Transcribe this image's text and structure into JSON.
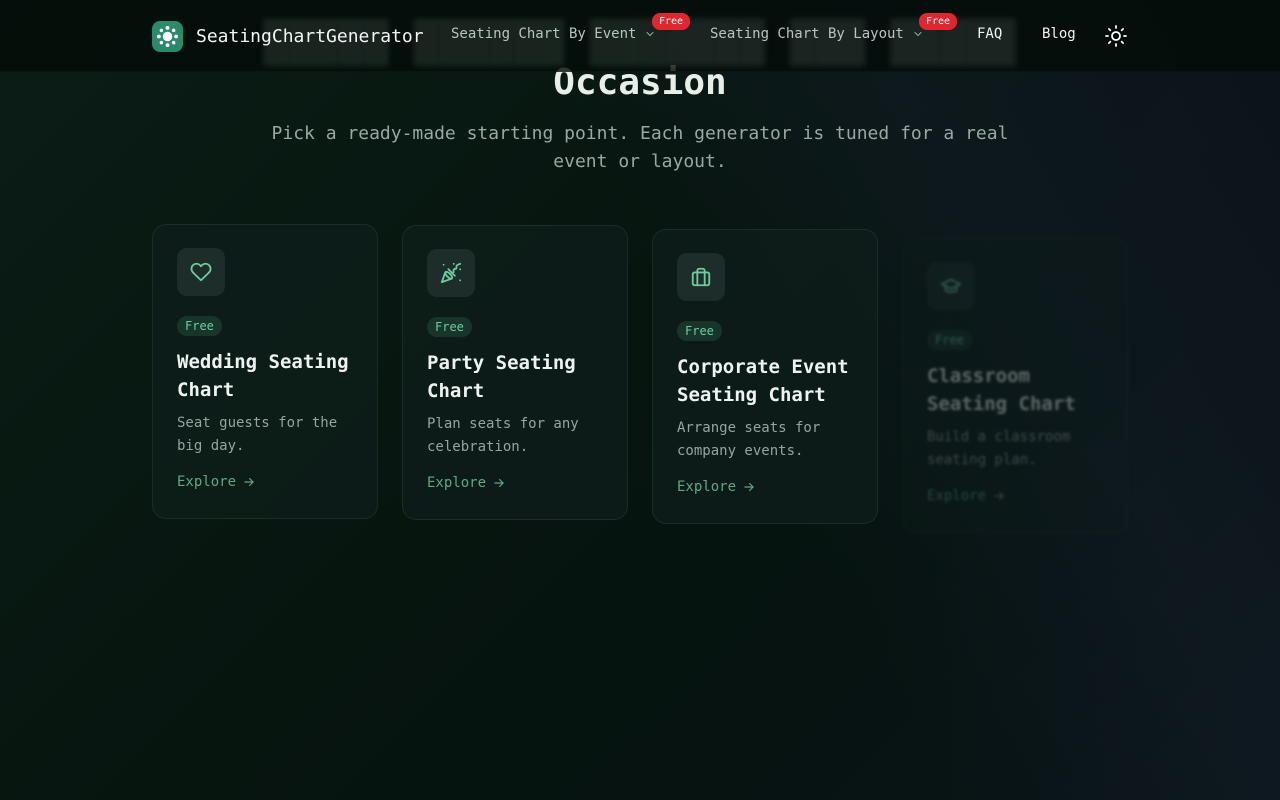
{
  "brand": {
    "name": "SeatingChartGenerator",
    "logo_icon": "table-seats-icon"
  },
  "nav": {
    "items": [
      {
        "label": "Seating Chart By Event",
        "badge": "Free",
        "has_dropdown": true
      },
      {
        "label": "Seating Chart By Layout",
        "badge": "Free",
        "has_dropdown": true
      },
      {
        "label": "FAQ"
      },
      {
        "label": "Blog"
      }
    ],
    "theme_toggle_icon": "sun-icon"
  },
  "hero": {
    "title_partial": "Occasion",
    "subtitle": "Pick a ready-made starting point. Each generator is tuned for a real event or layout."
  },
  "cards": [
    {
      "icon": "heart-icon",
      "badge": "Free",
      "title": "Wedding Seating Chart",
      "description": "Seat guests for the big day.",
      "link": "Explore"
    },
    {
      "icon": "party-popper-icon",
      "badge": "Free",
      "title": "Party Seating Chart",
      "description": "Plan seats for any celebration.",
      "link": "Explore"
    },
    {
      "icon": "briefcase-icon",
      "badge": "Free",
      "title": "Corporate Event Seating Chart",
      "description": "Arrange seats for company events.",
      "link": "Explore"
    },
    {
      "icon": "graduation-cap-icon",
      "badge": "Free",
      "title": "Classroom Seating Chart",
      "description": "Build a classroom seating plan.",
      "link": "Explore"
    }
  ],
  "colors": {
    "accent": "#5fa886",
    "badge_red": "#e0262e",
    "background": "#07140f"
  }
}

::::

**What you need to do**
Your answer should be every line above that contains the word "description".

**Answer to the exercise**
      "description": "Seat guests for the big day.",
      "description": "Plan seats for any celebration.",
      "description": "Arrange seats for company events.",
      "description": "Build a classroom seating plan.",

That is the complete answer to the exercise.